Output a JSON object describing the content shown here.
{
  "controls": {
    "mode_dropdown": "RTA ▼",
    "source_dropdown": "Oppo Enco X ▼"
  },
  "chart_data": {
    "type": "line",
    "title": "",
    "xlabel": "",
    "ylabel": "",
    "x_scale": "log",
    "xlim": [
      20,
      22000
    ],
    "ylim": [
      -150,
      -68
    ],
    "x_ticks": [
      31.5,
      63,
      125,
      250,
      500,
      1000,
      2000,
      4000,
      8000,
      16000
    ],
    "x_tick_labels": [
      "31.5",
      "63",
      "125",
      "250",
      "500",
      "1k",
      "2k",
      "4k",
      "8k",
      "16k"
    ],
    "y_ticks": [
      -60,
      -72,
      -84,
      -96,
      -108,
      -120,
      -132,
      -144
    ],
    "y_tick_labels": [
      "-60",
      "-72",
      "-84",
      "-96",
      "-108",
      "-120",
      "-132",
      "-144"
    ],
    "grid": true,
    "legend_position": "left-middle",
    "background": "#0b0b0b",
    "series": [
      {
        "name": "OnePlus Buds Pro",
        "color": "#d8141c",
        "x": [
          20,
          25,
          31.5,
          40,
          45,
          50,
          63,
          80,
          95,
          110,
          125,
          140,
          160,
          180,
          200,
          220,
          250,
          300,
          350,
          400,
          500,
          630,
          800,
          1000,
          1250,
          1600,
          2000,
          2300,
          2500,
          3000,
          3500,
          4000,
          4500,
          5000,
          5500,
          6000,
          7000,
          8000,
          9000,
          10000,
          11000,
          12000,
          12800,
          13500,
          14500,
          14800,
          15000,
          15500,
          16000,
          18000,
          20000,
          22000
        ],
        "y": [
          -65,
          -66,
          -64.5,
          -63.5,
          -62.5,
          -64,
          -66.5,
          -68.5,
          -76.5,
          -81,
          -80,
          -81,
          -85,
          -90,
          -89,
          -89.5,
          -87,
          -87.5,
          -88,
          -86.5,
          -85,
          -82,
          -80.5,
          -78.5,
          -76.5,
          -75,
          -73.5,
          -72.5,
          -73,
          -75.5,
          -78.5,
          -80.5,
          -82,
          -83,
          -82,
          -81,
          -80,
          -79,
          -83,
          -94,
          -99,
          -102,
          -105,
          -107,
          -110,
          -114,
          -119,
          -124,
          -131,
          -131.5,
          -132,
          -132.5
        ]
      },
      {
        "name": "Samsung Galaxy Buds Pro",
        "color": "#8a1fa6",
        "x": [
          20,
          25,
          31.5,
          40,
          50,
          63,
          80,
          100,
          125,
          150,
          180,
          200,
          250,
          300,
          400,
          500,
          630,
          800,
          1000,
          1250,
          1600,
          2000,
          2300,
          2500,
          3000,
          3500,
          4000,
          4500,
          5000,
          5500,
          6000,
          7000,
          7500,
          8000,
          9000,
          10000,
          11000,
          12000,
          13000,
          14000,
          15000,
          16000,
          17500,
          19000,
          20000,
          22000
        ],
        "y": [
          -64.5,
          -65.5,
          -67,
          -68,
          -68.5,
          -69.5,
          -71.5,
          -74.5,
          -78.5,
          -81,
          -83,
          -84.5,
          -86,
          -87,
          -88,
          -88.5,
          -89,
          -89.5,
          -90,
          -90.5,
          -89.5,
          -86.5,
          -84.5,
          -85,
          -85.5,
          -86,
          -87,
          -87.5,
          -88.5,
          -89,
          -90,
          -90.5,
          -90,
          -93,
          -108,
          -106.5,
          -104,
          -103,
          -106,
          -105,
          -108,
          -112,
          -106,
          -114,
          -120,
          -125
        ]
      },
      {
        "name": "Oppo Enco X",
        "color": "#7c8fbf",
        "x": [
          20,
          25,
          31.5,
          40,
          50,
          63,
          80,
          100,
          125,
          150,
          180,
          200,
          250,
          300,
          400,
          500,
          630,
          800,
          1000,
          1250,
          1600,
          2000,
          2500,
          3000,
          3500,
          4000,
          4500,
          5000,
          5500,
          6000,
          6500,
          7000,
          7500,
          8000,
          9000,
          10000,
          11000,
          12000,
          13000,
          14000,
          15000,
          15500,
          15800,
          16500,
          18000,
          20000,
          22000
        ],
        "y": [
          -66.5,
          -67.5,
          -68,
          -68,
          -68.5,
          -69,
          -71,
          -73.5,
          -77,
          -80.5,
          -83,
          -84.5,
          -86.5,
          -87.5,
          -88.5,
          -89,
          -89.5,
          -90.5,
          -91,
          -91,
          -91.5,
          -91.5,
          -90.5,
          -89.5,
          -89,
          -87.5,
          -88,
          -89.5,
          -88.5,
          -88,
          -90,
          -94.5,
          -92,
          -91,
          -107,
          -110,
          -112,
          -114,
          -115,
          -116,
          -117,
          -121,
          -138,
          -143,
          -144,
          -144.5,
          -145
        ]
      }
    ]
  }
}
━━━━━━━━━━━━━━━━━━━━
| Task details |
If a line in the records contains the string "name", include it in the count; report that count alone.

| Output |
3